What the exercise asks:
Reproduce the whole listing exactly.

:: Exercise material ::

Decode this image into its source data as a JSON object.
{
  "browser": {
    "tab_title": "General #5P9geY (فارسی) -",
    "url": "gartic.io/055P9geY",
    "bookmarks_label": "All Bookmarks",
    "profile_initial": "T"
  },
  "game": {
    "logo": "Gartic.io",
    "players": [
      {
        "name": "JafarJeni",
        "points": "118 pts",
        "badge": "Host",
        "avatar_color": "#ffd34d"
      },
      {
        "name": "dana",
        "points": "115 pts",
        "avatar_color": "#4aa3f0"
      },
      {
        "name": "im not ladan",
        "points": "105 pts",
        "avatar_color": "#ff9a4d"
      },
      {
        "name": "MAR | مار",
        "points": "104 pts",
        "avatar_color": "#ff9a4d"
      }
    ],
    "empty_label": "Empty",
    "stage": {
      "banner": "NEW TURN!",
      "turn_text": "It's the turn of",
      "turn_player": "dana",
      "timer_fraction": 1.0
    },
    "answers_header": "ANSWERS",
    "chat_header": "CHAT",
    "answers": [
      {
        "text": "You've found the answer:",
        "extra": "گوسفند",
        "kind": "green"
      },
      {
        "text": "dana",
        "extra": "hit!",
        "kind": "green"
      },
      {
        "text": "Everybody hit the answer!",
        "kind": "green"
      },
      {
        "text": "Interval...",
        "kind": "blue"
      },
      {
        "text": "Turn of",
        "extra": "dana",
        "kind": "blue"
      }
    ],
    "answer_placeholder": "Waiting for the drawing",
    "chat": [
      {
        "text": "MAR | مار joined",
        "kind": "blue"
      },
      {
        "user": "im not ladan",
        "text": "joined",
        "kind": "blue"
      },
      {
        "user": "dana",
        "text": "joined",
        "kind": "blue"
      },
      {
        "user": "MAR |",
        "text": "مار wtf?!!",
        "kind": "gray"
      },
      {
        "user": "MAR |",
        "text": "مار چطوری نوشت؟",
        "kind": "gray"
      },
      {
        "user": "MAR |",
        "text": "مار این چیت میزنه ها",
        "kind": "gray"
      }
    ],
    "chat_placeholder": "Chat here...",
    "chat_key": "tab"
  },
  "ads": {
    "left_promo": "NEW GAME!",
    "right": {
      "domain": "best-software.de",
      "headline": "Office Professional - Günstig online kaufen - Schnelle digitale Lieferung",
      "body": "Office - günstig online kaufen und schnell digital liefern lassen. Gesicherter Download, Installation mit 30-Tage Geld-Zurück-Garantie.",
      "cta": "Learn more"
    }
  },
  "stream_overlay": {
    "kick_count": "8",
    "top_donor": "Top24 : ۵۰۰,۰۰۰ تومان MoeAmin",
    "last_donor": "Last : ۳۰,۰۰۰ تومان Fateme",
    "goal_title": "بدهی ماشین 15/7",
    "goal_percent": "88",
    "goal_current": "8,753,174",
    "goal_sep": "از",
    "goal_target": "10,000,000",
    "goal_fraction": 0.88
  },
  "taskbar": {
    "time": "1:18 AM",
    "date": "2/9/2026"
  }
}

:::

Reply:
Decode this image into its source data as a JSON object.
{
  "browser": {
    "tab_title": "General #5P9geY (فارسی) -",
    "url": "gartic.io/055P9geY",
    "bookmarks_label": "All Bookmarks",
    "profile_initial": "T"
  },
  "game": {
    "logo": "Gartic.io",
    "players": [
      {
        "name": "JafarJeni",
        "points": "118 pts",
        "badge": "Host",
        "avatar_color": "#ffd34d"
      },
      {
        "name": "dana",
        "points": "115 pts",
        "avatar_color": "#4aa3f0"
      },
      {
        "name": "im not ladan",
        "points": "105 pts",
        "avatar_color": "#ff9a4d"
      },
      {
        "name": "MAR | مار",
        "points": "104 pts",
        "avatar_color": "#ff9a4d"
      }
    ],
    "empty_label": "Empty",
    "stage": {
      "banner": "NEW TURN!",
      "turn_text": "It's the turn of",
      "turn_player": "dana",
      "timer_fraction": 1.0
    },
    "answers_header": "ANSWERS",
    "chat_header": "CHAT",
    "answers": [
      {
        "text": "You've found the answer:",
        "extra": "گوسفند",
        "kind": "green"
      },
      {
        "text": "dana",
        "extra": "hit!",
        "kind": "green"
      },
      {
        "text": "Everybody hit the answer!",
        "kind": "green"
      },
      {
        "text": "Interval...",
        "kind": "blue"
      },
      {
        "text": "Turn of",
        "extra": "dana",
        "kind": "blue"
      }
    ],
    "answer_placeholder": "Waiting for the drawing",
    "chat": [
      {
        "text": "MAR | مار joined",
        "kind": "blue"
      },
      {
        "user": "im not ladan",
        "text": "joined",
        "kind": "blue"
      },
      {
        "user": "dana",
        "text": "joined",
        "kind": "blue"
      },
      {
        "user": "MAR |",
        "text": "مار wtf?!!",
        "kind": "gray"
      },
      {
        "user": "MAR |",
        "text": "مار چطوری نوشت؟",
        "kind": "gray"
      },
      {
        "user": "MAR |",
        "text": "مار این چیت میزنه ها",
        "kind": "gray"
      }
    ],
    "chat_placeholder": "Chat here...",
    "chat_key": "tab"
  },
  "ads": {
    "left_promo": "NEW GAME!",
    "right": {
      "domain": "best-software.de",
      "headline": "Office Professional - Günstig online kaufen - Schnelle digitale Lieferung",
      "body": "Office - günstig online kaufen und schnell digital liefern lassen. Gesicherter Download, Installation mit 30-Tage Geld-Zurück-Garantie.",
      "cta": "Learn more"
    }
  },
  "stream_overlay": {
    "kick_count": "8",
    "top_donor": "Top24 : ۵۰۰,۰۰۰ تومان MoeAmin",
    "last_donor": "Last : ۳۰,۰۰۰ تومان Fateme",
    "goal_title": "بدهی ماشین 15/7",
    "goal_percent": "88",
    "goal_current": "8,753,174",
    "goal_sep": "از",
    "goal_target": "10,000,000",
    "goal_fraction": 0.88
  },
  "taskbar": {
    "time": "1:18 AM",
    "date": "2/9/2026"
  }
}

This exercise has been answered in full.